Title Introducing the bromide/alkalinity ratio for a follow-up discussion on "Precipitation of salts in freezing seawater and ozone depletion events; a status report", by Morin et al., published in Atmos. Chem. Phys., 8, 7317-7324, 2008
Author Sander, R.; Morin, S.
Author Affil Sander, R., Max-Planck-Institut für Chemie, Chemie der Atmosphäre, Mainz, Germany. Other: Meteo-France, France
Source Atmospheric Chemistry and Physics, 10(16), p.7655-7658, . Publisher: Copernicus, Katlenburg-Lindau, International.

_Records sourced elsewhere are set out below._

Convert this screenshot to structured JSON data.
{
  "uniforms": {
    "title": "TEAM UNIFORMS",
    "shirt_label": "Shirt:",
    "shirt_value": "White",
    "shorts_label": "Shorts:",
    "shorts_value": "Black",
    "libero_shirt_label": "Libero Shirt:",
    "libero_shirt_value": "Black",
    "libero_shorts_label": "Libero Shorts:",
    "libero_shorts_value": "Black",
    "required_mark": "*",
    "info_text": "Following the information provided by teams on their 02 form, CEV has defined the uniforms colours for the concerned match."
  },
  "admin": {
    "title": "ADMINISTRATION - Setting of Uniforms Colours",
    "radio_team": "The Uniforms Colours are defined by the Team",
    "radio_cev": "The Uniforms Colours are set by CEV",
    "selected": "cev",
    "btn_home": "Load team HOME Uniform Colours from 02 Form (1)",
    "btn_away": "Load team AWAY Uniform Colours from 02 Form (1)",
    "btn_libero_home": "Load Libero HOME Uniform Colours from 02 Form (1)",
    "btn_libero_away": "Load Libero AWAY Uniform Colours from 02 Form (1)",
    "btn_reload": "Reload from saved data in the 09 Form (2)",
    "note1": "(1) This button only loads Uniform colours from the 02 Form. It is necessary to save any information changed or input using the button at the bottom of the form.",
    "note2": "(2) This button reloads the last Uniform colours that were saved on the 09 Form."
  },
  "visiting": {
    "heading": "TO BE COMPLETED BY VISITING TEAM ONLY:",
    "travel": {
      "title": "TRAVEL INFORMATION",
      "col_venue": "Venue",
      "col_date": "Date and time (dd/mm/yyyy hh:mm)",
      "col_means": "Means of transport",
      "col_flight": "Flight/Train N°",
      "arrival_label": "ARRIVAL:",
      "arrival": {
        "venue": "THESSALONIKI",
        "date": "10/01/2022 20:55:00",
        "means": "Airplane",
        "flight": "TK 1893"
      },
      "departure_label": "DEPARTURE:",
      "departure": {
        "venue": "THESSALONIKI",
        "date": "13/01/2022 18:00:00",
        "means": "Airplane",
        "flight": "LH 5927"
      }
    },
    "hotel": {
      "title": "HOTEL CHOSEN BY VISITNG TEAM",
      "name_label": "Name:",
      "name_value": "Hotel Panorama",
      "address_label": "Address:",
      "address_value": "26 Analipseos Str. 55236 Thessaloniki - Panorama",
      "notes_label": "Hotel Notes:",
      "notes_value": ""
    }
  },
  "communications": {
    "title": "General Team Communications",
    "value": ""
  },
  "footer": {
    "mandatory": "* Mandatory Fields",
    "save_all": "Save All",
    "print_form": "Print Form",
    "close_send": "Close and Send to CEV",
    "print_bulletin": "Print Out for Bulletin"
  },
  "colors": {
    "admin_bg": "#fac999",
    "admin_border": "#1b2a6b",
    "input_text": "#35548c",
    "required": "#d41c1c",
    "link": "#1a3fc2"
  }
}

ISSN: 1680- 7316
Publication Date 2010
Notes In English. Published in Atmospheric Chemistry and Physics Discussions: 2 October 2009, http://www.atmos-chem-phys- discuss.net/9/20765/2009/acpd-9-20765- 2009.html ; accessed in June, 2011. 10 refs. GeoRef Acc. No: 310025
Index Terms cooling; evaporation; freezing; geochemistry; ice; ozone; temperature; alkalinity; atmosphere; bromides; bromine; calcium carbonate; depletion; halides; halogens; precipitation; salt water; sea water; troposphere
Abstract Sander et al. (2006) proposed that CaCO3 precipitation can be an important factor in triggering tropospheric ozone depletion events. Recently, Morin et al. (2008b) presented calculations with the FREZCHEM model and concluded that their results and interpretation cast doubt on the validity of this hypothesis. In this joint publication, we have re-analyzed the implications of the FREZCHEM results and show how they can be reconciled with the proposal of Sander et al. (2006). The chemical predictions of both approaches are consistent. Although an interpretation solely based on the alkalinity change in the brine does not support the conclusion of Sander et al. (2006), we show that the bromide/alkalinity ratio (which increases during the cooling of the brine) can be used as an indicator of the potential for triggering bromine explosions.
URL http://www.atmos-chem-phys.net/10/7655/2010/acp-10-7655-2010.pdf
Publication Type journal article
Record ID 65006827